The positive thinking movement created the ice-cream-on-manure guru syndrome.  People learned to sound like their True Self by using repetitious patterns of positive thought and switching their thinking 180 degrees from reality.  They trained their minds to suppress negative thoughts.  It was a new twist on the good religious person suppressing thoughts of evil.  But anything suppressed (which means we believe it but don’t personally identify with it) gets projected out on to the world.  Most people don’t feel emotion related to their projections because they view themselves as separate from others.

 

The Fighter

It was one week later that I went to hear Mike Tyson.  He told his story with a photo presentation in full Mike Tyson color and graphic language.  He talked the way one talks on the streets and in the ring.  He shared how he felt when a neighborhood kid killed his beloved pet pigeon.  He shared his feelings about prison and the law; solitary confinement was often the place where he connected with his Self.  He told how sad he was that he had to bury his mother in a cardboard box; and how he later exhumed her body and placed her in the best casket with the biggest monument.  He told about his messy relationships with women and how Don King was his worst relationship nightmare of all.  He told it all; it was an insane life created by beliefs.  But he told it from the place of feeling and emotion; he let us into his inner world.  He never sounded like a victim; in fact, he accepted responsibility for it all.

He didn’t ask for our acceptance, forgiveness, or agreement; he didn’t tell us what to believe.  He simply told us what was true for him and how he felt about his life; he thanked us for listening.

I felt moved to shut my eyes and feel what was beneath Mike Tyson’s words; I felt nothing but quiet.  I simply heard his words.  Mike Tyson was speaking a congruent and whole message (no projection); he shared it from the place of raw feeling, not intellect.  It was his undisputed truth.  Even though it was a messy illusion filled with beliefs, he owned it fully as his illusion, his mistakes, and his own self-imposed suffering.

 

The Crazy Woman

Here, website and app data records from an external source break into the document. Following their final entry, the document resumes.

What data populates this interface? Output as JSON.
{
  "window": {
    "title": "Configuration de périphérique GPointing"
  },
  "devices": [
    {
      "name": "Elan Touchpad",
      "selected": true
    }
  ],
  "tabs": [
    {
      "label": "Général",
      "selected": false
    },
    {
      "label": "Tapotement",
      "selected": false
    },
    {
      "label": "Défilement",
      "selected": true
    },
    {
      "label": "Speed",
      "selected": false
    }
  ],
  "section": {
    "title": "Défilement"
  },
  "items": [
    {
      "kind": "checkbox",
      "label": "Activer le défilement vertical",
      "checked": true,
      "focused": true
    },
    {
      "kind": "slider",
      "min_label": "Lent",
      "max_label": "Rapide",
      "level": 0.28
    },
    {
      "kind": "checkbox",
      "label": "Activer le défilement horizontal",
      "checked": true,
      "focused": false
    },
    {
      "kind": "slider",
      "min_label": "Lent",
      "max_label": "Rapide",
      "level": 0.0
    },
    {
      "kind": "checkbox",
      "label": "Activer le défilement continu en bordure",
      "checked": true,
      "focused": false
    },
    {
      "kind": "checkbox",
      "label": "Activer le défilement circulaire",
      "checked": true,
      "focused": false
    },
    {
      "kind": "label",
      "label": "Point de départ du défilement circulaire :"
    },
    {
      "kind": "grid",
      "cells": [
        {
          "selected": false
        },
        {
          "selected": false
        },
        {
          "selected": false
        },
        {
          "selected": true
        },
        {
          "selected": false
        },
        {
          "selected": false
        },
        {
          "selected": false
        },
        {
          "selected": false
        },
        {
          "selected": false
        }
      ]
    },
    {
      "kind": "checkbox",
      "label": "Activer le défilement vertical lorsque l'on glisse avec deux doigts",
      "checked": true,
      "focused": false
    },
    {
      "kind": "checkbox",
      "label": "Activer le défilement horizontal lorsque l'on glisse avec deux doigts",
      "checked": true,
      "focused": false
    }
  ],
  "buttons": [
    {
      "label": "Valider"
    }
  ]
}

Then Tyson spoke of his infamous biting of Evander Holyfield’s ear.  He said, “I don’t know why I did that. It seemed like a good idea at the time.”  The ear incident landed him in a psychiatric hospital.  He said there were people juggling boogers and pulling out their hair.  There was a woman with bowl-cut hair, big bifocals, and a cowl-neck sweater even though it was summer.  She twisted her head and looked at him in an odd way and asked him how he got there.  He explained what he had done.

Then he said something profound.  The woman looked at him without any judgment and said without emotion, “I see; you were in a fight.”  I don’t remember his words after that because the clarity that I felt in my body was so pure.  This woman completely understood him.  She saw him as a person who was in a fight without judging the act of fighting.  She simply heard him and connected with him as a fellow human being.  She wasn’t concerned about what he did in the past; she was concerned about how he felt now.

The purity he conveyed as he told that story was so far beyond the feeling I had listening to the guru.  Mike Tyson didn’t speak holy words, but he also didn’t project anything on his audience.  He fully owned his crazy mind and life.  He understood the perfection of the crazy woman in the cowl-neck sweater who didn’t judge him.

 

The Lesson

Based on what I knew of the guru and Tyson before they spoke, it’s natural that I would have trusted the guru and ignored my emotions while listening to him.  If I hadn’t gone inside and discriminated, I would have spent the rest of my day wondering why I felt unworthy and unloved.  I would have found myself judging others and wondering why.  I would have accepted the guru’s nonverbal beliefs without discrimination because of his authority.  This is what keeps us all stuck.  We listen to people’s words without engaging our emotions.

With Mike Tyson, I might have judged his past and missed the clarity and congruence of his message.  With the crazy woman with the cowl-neck sweater, I, like those who put her in the psychiatric hospital, might have judged her strange appearance and mannerisms and missed her authenticity and lack of judgment.  Without my emotions guiding me, I would have missed the undisputed truth.